We then modified the structure of the sound signals to see why calls from the caimans’ species were as efficient as the Nile’s calls to attract Nile crocodile juveniles. We found that the shape of the frequency modulation is the key parameter eliciting a behavioral reaction from juvenile crocodiles. When the original modulation was either suppressed or modified (signals FM1, Srev, 1Hrev, SLOPE2, FM2 in the figure), the signals hardly induced a behavioral response. Conversely, an altered call that kept the original frequency modulation shape (signals noAM, 1H, SLOPE1 in the figure) remained as efficient as the original call of the Nile crocodile (signal Control in the figure).
Listen to the altered call below
Listen to the original Nile call below
This experiment thus shows that juvenile calls of crocodilians share the same acoustic code. This may be problematic if different species live in the same habitat.
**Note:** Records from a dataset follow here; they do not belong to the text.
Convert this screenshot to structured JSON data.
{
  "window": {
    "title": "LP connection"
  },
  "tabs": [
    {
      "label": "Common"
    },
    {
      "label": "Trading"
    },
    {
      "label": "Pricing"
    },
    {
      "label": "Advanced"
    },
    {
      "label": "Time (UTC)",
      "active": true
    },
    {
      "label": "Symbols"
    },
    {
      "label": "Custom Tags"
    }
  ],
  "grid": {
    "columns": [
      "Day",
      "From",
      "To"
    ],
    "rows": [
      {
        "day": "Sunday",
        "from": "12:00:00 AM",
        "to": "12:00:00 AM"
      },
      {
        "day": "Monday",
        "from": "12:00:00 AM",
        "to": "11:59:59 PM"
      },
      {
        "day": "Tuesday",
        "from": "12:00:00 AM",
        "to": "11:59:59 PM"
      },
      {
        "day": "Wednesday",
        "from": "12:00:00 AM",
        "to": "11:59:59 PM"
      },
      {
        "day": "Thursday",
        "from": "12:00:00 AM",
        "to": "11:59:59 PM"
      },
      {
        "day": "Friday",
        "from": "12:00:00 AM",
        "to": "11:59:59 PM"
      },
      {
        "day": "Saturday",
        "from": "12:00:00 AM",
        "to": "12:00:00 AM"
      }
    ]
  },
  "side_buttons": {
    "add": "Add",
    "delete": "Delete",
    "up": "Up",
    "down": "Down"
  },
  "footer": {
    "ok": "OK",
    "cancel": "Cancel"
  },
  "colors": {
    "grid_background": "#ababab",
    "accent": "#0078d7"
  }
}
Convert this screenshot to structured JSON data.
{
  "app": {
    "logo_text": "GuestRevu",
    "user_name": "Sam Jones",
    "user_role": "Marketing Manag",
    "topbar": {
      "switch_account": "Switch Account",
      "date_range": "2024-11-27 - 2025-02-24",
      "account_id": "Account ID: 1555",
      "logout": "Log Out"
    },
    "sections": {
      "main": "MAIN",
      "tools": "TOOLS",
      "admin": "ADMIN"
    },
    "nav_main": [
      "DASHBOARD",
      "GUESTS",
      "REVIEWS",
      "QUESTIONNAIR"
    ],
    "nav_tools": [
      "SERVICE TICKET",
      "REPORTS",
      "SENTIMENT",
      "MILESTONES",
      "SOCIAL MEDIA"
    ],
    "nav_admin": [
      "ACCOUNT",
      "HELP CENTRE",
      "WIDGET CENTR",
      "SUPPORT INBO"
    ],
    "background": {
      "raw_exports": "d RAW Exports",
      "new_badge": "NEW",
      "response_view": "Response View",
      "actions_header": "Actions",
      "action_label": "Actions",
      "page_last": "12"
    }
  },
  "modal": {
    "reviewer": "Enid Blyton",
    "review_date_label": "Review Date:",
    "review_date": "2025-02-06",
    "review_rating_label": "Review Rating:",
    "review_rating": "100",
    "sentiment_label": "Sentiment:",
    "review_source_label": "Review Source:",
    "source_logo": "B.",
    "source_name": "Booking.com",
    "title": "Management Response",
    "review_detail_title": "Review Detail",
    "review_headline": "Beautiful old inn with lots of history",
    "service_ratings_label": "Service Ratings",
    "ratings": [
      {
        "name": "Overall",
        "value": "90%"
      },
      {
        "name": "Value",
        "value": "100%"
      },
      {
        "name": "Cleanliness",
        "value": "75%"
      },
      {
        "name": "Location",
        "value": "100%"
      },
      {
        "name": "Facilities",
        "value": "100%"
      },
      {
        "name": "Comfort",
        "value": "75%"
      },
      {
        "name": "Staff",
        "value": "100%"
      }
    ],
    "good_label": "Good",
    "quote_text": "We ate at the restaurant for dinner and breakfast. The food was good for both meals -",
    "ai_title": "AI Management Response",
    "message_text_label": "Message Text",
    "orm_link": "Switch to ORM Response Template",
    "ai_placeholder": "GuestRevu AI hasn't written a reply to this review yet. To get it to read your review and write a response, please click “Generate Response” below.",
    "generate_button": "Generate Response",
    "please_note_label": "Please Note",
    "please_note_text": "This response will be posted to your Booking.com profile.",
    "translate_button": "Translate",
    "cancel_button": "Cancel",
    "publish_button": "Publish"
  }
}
However, in most cases the biggest species would chase the smallest one from its area, limiting the acoustic confusion between juveniles of different species.
Crocodilians together with birds are the modern representative of archosaurs, a group that also includes the extinct dinosaurs and pterosaurs. In both crocodilians and birds, sound signaling is important during parents-young interactions. The use of acoustic communication in the context of parental care is thus likely to be a shared behavioral feature by all archosaurs, including those of the past.
- Vergne AL, Mathevon N (2008). Crocodile egg sounds signal hatching time. Current Biology 18, 12.
- Vergne AL, Mathevon N, Pritz MB (2009). Acoustic communication in crocodilians: From behaviour to brain. Biological Reviews 84, 391-411.
- Vergne AL, Aubin T, Taylor P, Mathevon N (2011). Acoustic signals of baby black caimans. Zoology 114, 313-320.
- Vergne AL, Aubin T, Martin S, Mathevon N (2012). Acoustic communication in crocodilians: information encoding and species specificity of juvenile calls. Animal Cognition 15, 1095-1109.
Website of the Bioacoustics Team: http://www.cb.u-psud.fr/index.html
Website of Nicolas Mathevon: https://sites.google.com/site/mathevonanimalcommunication/
Spectacled Call: Call of a Spectacled caiman juvenile.
Modified Call: Modified call of a Nile crocodile juvenile. This call contains only one harmonics, but keeps the slope of the frequency modulation of the natural call. Nile juveniles do react to this sound.
Nile Call: Call of a Nile crocodile juvenile.